But even more worrying than the public anger towards the slow response by the Kenyan security forces to the intelligence and the latest attack, is the growing communal tensions that al Shabab attacks are fueling. Unless the Kenyan government is visible in employing a different approach, the massacre at the university in Garissa and the government response is likely to stoke the divides even further and contribute to the increasing marginalization of Muslim communities in the country.
Continue reading Kenya: time for a new approach after al Shabab Garissa attack
This morning at least 29 people died when an IDP camp for Yemenis who had fled from their homes due to conflict was hit by an airstrike.
The Houthis blame the Saudi-Arabian led gulf coalition. President Hadi’s administration blamed Houthi fighters. Meanwhile, the airstrikes against Houthi bases which began wednesday after the Houthis proceeded toward Aden have continued, with some commentators saying a proxy war is being played out between the region’s and world’s powers.
We know who are the inevitable losers of this latest conflict- ordinary Yemeni people, many of whom are already impoverished. And there is already a winner emerging: violent extremist group al Qaeda in the Arab Peninsula, and potentially also ISIS.

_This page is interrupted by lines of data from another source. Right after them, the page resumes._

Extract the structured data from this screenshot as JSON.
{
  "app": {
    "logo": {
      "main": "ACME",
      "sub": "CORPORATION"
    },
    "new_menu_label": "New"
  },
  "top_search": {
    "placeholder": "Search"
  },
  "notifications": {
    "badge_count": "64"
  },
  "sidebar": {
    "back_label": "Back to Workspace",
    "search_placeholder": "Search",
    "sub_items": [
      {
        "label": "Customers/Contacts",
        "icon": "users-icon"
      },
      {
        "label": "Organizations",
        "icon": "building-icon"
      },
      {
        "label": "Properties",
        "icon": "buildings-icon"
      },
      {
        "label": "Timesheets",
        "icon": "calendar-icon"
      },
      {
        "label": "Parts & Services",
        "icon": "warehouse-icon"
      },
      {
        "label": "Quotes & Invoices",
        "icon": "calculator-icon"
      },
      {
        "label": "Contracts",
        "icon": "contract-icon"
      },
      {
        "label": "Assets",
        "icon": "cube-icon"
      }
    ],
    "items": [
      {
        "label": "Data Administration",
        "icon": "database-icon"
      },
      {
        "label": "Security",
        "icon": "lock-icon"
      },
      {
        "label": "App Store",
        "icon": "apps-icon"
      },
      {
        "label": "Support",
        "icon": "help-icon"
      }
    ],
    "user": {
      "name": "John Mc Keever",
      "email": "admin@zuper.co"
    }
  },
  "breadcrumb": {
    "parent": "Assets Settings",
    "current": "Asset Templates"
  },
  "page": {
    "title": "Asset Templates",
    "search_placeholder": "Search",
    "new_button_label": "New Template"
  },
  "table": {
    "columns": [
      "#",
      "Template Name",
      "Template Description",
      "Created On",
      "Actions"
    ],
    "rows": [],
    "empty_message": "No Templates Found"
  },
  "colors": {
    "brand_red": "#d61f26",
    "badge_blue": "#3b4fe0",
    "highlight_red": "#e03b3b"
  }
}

Continue reading Will al Qaeda and violent extremism win as airstrikes continue in Yemen?